What is EC and PPM?
The EC is for many people just as the pH values – a twilight zone, although it is not that complicated. EC stands for Electro Conductivity and is measured in ms; conductivity of electricity in a liquid occurs through conductive particles. The nutrients (elements) that are necessary for your “favourite plants” become negatively and positively charged particles as soon as they dissolve. The more of these particles present, the better electricity is conducted, the higher the EC. Therefore the EC is a measure of the amount of nutrient present in a solution. Reiziger nutrients are vital to the plant and because these nutrients are directly available, you must proceed very carefully.
A too high EC will produce a too high osmotic pressure around the roots. Osmosis? A liquid moves, according to physics, in the direction of the strongest solution. Is the solution outside the plant stronger than inside, then the plant empties itself (simply said). This emptying of the plant can be noticed in practice as a so called burning of the leaves. (When leaf blades curl down they are trying to conserve water).
In general we advise that the EC with rockwool lies between 1.6ms and 2.5ms. (Of course we talk about the EC in the slab). When making a nutrient solution always adjust the EC first and only then the pH value. This is because Reiziger nutrients are very acidic and the addition of nutrient has a direct influence on the pH .
Reiziger nutrients are sold in concentrated form and consist of different parts. These parts, A and B, are packaged in separate jerrycans. This is because the separate parts work negatively together in their concentrated forms. Therefore always ensure that when making a nutrient solution these concentrated part (A and B) never come in contact with each other. Mix part A with the water and only then add part B. If the packaging advises 1:250 (4ml/L/qt), then for example begin with a solution of 1:300 (3.3ml/L/qt), then after stirring thoroughly measure the EC and if necessary add some more to reach the correct value. Let the nutrient solution stand for approximately 2 hours (to work in) and then adjust the pH value.
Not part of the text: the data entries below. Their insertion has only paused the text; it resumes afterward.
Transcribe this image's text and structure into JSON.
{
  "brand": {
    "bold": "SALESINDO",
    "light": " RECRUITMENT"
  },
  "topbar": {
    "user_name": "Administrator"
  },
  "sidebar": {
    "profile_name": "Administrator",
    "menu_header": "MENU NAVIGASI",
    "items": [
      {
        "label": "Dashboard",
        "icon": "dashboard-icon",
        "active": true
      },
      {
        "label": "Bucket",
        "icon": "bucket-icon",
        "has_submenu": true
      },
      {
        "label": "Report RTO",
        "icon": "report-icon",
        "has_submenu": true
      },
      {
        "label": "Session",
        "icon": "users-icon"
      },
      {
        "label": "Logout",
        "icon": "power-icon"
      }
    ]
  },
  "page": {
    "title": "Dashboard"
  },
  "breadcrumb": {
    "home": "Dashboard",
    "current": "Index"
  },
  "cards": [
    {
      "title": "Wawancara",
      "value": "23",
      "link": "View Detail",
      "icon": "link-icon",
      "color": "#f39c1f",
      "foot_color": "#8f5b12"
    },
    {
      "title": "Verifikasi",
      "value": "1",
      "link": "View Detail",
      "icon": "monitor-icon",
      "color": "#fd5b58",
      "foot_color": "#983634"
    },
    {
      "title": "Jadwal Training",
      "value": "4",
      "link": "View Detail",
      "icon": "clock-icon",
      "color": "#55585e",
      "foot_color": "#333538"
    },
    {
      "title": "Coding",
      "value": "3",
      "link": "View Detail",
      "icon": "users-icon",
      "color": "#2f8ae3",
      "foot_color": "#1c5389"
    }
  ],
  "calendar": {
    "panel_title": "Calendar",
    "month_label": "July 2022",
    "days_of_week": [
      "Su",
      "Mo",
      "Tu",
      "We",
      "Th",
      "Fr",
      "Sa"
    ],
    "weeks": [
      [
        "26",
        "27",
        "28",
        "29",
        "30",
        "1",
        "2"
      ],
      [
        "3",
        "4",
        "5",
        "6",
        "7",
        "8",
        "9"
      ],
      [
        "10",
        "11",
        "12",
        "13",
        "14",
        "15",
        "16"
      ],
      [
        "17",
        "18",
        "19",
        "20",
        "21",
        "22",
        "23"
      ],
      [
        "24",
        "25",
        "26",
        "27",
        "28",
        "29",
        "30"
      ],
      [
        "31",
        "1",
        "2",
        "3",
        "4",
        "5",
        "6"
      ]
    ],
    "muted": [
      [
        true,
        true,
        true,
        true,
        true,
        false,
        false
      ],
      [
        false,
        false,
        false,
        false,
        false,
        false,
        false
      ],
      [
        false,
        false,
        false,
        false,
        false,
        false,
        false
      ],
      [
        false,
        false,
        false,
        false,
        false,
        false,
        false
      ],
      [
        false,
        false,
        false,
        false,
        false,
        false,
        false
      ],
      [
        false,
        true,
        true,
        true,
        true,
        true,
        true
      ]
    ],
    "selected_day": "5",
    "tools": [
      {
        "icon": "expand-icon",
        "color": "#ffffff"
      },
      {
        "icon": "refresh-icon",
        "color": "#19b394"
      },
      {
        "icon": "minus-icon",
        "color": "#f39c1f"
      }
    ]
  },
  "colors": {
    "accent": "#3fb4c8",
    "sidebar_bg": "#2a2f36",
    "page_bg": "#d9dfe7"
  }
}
Questions like how much feeding solution does my plant require in week 3 and how much in week 6 are impossible to answer. This is related to the size of the plant, the amount of leaves, height of the lamps, relative humidity, temperature, root development, ventilation per m/hour. The only good answer to this question is that you must learn to see how your plant feels and learn to feel the weight of the rockwool slab (to determine if it is wet enough). The EC you must use also depends on the requirements of the sort. When your plant looks healthy, fresh and green you are doing the right thing.